- [Your instructions]:
Every record must appear in the response exactly as given.

- [Task material]:
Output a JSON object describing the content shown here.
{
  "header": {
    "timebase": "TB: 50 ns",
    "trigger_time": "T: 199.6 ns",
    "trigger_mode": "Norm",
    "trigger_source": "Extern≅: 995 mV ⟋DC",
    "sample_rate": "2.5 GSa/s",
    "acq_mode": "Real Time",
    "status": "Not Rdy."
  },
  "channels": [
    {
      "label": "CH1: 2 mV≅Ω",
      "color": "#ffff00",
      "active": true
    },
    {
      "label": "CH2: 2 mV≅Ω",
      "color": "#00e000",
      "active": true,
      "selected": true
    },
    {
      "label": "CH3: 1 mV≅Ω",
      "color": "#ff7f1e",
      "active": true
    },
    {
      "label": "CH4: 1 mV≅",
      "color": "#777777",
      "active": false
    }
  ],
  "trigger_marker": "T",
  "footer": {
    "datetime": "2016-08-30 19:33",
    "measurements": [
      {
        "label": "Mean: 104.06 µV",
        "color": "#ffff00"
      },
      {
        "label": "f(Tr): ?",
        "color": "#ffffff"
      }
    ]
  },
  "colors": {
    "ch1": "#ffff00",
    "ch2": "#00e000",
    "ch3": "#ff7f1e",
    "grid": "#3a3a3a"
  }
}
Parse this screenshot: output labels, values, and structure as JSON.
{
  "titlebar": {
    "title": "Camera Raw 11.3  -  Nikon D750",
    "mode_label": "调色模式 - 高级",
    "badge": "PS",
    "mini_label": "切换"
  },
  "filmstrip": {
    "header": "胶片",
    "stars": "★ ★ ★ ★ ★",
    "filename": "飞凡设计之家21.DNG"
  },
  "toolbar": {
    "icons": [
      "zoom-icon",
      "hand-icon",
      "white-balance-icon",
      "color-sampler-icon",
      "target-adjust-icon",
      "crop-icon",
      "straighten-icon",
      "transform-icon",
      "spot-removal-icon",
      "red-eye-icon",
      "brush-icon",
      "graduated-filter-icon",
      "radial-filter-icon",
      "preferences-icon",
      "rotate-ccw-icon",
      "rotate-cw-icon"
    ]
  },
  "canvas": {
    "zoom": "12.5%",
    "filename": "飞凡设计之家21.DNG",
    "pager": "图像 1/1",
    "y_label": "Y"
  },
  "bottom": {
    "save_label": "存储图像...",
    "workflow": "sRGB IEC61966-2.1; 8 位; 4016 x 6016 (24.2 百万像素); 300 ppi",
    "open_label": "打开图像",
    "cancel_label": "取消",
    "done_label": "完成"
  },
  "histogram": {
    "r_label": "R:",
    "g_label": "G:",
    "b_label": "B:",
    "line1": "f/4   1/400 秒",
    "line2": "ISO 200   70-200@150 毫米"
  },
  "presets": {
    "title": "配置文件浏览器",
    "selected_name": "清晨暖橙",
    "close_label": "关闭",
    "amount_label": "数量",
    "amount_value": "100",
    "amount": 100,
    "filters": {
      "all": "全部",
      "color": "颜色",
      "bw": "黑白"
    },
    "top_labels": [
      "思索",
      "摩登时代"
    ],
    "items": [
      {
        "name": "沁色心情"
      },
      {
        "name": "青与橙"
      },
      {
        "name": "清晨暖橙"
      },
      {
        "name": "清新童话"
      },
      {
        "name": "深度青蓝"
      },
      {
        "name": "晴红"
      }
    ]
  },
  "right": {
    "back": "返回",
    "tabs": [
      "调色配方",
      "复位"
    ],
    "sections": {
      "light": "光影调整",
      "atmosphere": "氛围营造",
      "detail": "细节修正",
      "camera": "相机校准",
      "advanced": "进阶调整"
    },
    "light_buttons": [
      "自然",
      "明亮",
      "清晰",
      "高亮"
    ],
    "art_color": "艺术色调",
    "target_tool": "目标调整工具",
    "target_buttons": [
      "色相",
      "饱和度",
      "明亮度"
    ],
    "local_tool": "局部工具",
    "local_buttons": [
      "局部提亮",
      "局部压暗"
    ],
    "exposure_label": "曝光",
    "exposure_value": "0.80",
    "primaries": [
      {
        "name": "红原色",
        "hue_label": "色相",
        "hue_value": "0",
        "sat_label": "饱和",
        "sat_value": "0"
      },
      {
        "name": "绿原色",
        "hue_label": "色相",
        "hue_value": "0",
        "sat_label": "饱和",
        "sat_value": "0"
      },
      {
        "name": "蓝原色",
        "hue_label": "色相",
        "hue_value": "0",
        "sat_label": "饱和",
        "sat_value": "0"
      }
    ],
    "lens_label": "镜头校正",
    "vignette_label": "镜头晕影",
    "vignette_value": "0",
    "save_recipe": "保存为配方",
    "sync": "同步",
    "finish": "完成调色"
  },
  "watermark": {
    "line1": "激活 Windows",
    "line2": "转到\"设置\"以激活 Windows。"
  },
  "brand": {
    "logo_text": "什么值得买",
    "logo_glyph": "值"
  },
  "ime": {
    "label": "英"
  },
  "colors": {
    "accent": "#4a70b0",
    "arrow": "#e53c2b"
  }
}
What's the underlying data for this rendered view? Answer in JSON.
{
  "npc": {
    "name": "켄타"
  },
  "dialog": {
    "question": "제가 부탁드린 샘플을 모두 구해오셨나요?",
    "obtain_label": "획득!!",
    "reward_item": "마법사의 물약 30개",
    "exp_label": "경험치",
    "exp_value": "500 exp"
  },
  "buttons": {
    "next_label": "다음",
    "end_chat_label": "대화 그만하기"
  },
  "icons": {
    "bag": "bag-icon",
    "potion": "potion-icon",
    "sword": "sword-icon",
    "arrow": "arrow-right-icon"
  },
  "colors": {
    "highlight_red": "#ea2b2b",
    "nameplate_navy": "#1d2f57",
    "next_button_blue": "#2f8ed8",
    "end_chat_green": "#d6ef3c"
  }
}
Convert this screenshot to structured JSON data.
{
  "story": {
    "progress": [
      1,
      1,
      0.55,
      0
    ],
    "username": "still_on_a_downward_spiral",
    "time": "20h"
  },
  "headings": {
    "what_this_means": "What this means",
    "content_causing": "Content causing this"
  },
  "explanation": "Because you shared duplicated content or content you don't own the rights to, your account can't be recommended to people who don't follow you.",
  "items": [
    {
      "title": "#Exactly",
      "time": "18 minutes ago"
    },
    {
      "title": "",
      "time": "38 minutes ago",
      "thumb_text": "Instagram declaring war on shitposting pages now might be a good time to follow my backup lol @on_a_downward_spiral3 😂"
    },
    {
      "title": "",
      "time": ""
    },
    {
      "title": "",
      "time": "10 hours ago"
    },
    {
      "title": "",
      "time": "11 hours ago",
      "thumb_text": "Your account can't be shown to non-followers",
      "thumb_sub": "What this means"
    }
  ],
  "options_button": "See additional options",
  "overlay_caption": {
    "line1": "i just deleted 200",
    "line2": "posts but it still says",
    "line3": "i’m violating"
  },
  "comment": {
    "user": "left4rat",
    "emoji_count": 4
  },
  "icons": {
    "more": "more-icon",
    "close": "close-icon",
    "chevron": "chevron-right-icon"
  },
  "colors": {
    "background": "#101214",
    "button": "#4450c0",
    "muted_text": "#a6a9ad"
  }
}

- [Answer box]:
Output a JSON object describing the content shown here.
{
  "header": {
    "timebase": "TB: 50 ns",
    "trigger_time": "T: 199.6 ns",
    "trigger_mode": "Norm",
    "trigger_source": "Extern≅: 995 mV ⟋DC",
    "sample_rate": "2.5 GSa/s",
    "acq_mode": "Real Time",
    "status": "Not Rdy."
  },
  "channels": [
    {
      "label": "CH1: 2 mV≅Ω",
      "color": "#ffff00",
      "active": true
    },
    {
      "label": "CH2: 2 mV≅Ω",
      "color": "#00e000",
      "active": true,
      "selected": true
    },
    {
      "label": "CH3: 1 mV≅Ω",
      "color": "#ff7f1e",
      "active": true
    },
    {
      "label": "CH4: 1 mV≅",
      "color": "#777777",
      "active": false
    }
  ],
  "trigger_marker": "T",
  "footer": {
    "datetime": "2016-08-30 19:33",
    "measurements": [
      {
        "label": "Mean: 104.06 µV",
        "color": "#ffff00"
      },
      {
        "label": "f(Tr): ?",
        "color": "#ffffff"
      }
    ]
  },
  "colors": {
    "ch1": "#ffff00",
    "ch2": "#00e000",
    "ch3": "#ff7f1e",
    "grid": "#3a3a3a"
  }
}
Parse this screenshot: output labels, values, and structure as JSON.
{
  "titlebar": {
    "title": "Camera Raw 11.3  -  Nikon D750",
    "mode_label": "调色模式 - 高级",
    "badge": "PS",
    "mini_label": "切换"
  },
  "filmstrip": {
    "header": "胶片",
    "stars": "★ ★ ★ ★ ★",
    "filename": "飞凡设计之家21.DNG"
  },
  "toolbar": {
    "icons": [
      "zoom-icon",
      "hand-icon",
      "white-balance-icon",
      "color-sampler-icon",
      "target-adjust-icon",
      "crop-icon",
      "straighten-icon",
      "transform-icon",
      "spot-removal-icon",
      "red-eye-icon",
      "brush-icon",
      "graduated-filter-icon",
      "radial-filter-icon",
      "preferences-icon",
      "rotate-ccw-icon",
      "rotate-cw-icon"
    ]
  },
  "canvas": {
    "zoom": "12.5%",
    "filename": "飞凡设计之家21.DNG",
    "pager": "图像 1/1",
    "y_label": "Y"
  },
  "bottom": {
    "save_label": "存储图像...",
    "workflow": "sRGB IEC61966-2.1; 8 位; 4016 x 6016 (24.2 百万像素); 300 ppi",
    "open_label": "打开图像",
    "cancel_label": "取消",
    "done_label": "完成"
  },
  "histogram": {
    "r_label": "R:",
    "g_label": "G:",
    "b_label": "B:",
    "line1": "f/4   1/400 秒",
    "line2": "ISO 200   70-200@150 毫米"
  },
  "presets": {
    "title": "配置文件浏览器",
    "selected_name": "清晨暖橙",
    "close_label": "关闭",
    "amount_label": "数量",
    "amount_value": "100",
    "amount": 100,
    "filters": {
      "all": "全部",
      "color": "颜色",
      "bw": "黑白"
    },
    "top_labels": [
      "思索",
      "摩登时代"
    ],
    "items": [
      {
        "name": "沁色心情"
      },
      {
        "name": "青与橙"
      },
      {
        "name": "清晨暖橙"
      },
      {
        "name": "清新童话"
      },
      {
        "name": "深度青蓝"
      },
      {
        "name": "晴红"
      }
    ]
  },
  "right": {
    "back": "返回",
    "tabs": [
      "调色配方",
      "复位"
    ],
    "sections": {
      "light": "光影调整",
      "atmosphere": "氛围营造",
      "detail": "细节修正",
      "camera": "相机校准",
      "advanced": "进阶调整"
    },
    "light_buttons": [
      "自然",
      "明亮",
      "清晰",
      "高亮"
    ],
    "art_color": "艺术色调",
    "target_tool": "目标调整工具",
    "target_buttons": [
      "色相",
      "饱和度",
      "明亮度"
    ],
    "local_tool": "局部工具",
    "local_buttons": [
      "局部提亮",
      "局部压暗"
    ],
    "exposure_label": "曝光",
    "exposure_value": "0.80",
    "primaries": [
      {
        "name": "红原色",
        "hue_label": "色相",
        "hue_value": "0",
        "sat_label": "饱和",
        "sat_value": "0"
      },
      {
        "name": "绿原色",
        "hue_label": "色相",
        "hue_value": "0",
        "sat_label": "饱和",
        "sat_value": "0"
      },
      {
        "name": "蓝原色",
        "hue_label": "色相",
        "hue_value": "0",
        "sat_label": "饱和",
        "sat_value": "0"
      }
    ],
    "lens_label": "镜头校正",
    "vignette_label": "镜头晕影",
    "vignette_value": "0",
    "save_recipe": "保存为配方",
    "sync": "同步",
    "finish": "完成调色"
  },
  "watermark": {
    "line1": "激活 Windows",
    "line2": "转到\"设置\"以激活 Windows。"
  },
  "brand": {
    "logo_text": "什么值得买",
    "logo_glyph": "值"
  },
  "ime": {
    "label": "英"
  },
  "colors": {
    "accent": "#4a70b0",
    "arrow": "#e53c2b"
  }
}
What's the underlying data for this rendered view? Answer in JSON.
{
  "npc": {
    "name": "켄타"
  },
  "dialog": {
    "question": "제가 부탁드린 샘플을 모두 구해오셨나요?",
    "obtain_label": "획득!!",
    "reward_item": "마법사의 물약 30개",
    "exp_label": "경험치",
    "exp_value": "500 exp"
  },
  "buttons": {
    "next_label": "다음",
    "end_chat_label": "대화 그만하기"
  },
  "icons": {
    "bag": "bag-icon",
    "potion": "potion-icon",
    "sword": "sword-icon",
    "arrow": "arrow-right-icon"
  },
  "colors": {
    "highlight_red": "#ea2b2b",
    "nameplate_navy": "#1d2f57",
    "next_button_blue": "#2f8ed8",
    "end_chat_green": "#d6ef3c"
  }
}
Convert this screenshot to structured JSON data.
{
  "story": {
    "progress": [
      1,
      1,
      0.55,
      0
    ],
    "username": "still_on_a_downward_spiral",
    "time": "20h"
  },
  "headings": {
    "what_this_means": "What this means",
    "content_causing": "Content causing this"
  },
  "explanation": "Because you shared duplicated content or content you don't own the rights to, your account can't be recommended to people who don't follow you.",
  "items": [
    {
      "title": "#Exactly",
      "time": "18 minutes ago"
    },
    {
      "title": "",
      "time": "38 minutes ago",
      "thumb_text": "Instagram declaring war on shitposting pages now might be a good time to follow my backup lol @on_a_downward_spiral3 😂"
    },
    {
      "title": "",
      "time": ""
    },
    {
      "title": "",
      "time": "10 hours ago"
    },
    {
      "title": "",
      "time": "11 hours ago",
      "thumb_text": "Your account can't be shown to non-followers",
      "thumb_sub": "What this means"
    }
  ],
  "options_button": "See additional options",
  "overlay_caption": {
    "line1": "i just deleted 200",
    "line2": "posts but it still says",
    "line3": "i’m violating"
  },
  "comment": {
    "user": "left4rat",
    "emoji_count": 4
  },
  "icons": {
    "more": "more-icon",
    "close": "close-icon",
    "chevron": "chevron-right-icon"
  },
  "colors": {
    "background": "#101214",
    "button": "#4450c0",
    "muted_text": "#a6a9ad"
  }
}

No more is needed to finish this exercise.